At the same time, the stock market valuations are 20% higher than they were in May 2020, when there was no recession on the horizon. At the time, the S&P 500 was trading at 17 times its forward earnings. Today, it’s at 20.3 times.
There’s something wrong with this picture.
I think that regardless of the record economic stimulus launched in March and April, the discrepancy between the stock market and the real economy is too big.
The risk/reward ratio in this market is tilted significantly to the downside. And that’s something you should pay attention to.
How To Play This Market
So, the question, as always, is how to play this market?

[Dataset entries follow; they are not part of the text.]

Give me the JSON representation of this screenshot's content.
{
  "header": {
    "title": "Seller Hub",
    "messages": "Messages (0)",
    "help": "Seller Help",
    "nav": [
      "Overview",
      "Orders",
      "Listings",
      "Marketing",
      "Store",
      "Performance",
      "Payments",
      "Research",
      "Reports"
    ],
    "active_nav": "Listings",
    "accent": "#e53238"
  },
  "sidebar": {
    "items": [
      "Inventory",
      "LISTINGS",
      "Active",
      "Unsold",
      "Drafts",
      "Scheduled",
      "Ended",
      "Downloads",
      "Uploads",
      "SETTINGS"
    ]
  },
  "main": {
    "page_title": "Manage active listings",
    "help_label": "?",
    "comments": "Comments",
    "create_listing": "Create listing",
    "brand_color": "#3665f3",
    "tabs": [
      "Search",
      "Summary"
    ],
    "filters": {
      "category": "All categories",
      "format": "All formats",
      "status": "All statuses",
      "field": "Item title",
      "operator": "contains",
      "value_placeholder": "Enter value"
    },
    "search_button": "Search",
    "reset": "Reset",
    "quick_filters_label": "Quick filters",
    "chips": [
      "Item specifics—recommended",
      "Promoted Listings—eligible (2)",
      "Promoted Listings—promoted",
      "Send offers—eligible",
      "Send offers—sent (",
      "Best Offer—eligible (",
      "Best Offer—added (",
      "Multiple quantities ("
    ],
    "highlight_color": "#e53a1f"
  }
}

Just because everybody is betting that the stock market will continue to rise, it doesn’t mean that they’re wrong. But, it also doesn’t signal that you should join them. Don’t invest because you’re afraid of missing out.
So here’s what you should do.
If you’ve been listening to my advice over the last two months and have loaded up on quality names, then you should hold on to those names. I’m talking about stocks with robust balance sheets and excellent products, such as Google, Facebook, and Microsoft.
You should not, however, be adding to those positions. If anything, I advise you to trim some of your best performers. There’s nothing wrong with taking profits at this point. You will have to keep some powder dry for the inevitable correction when it arrives.
And that goes for everyone. So, I repeat. Keep some powder dry.
If, however, you’re just starting to buy stocks now, or are looking to reposition your holdings, then I have the following advice—play it safe.
First, consider holding gold stocks in your portfolio.
The combination of terrible economic data, uncertainty surrounding the coronavirus, and the fact that we’re in the election year, should keep the market volatility high.
Making this precisely the type of environment where the precious metal can thrive.
Moreover, I suggest you consider investing in healthcare stocks.
This sector is not as dependent on the underlying economy since health is one of the costs consumers spend on no matter what.
Moreover, because we’re dealing with a health crisis that experts agree will drag on well throughout the next winter, companies in this sector can expect their revenues to increase at a faster pace than the rest of the market.
And finally, the aging population makes healthcare one of those long-term megatrends, which will continue to grow well beyond the coronavirus outbreak.
If you’re looking for healthcare candidates, I talk about my favorite stock in this month’s issue of True Retirement Wealth.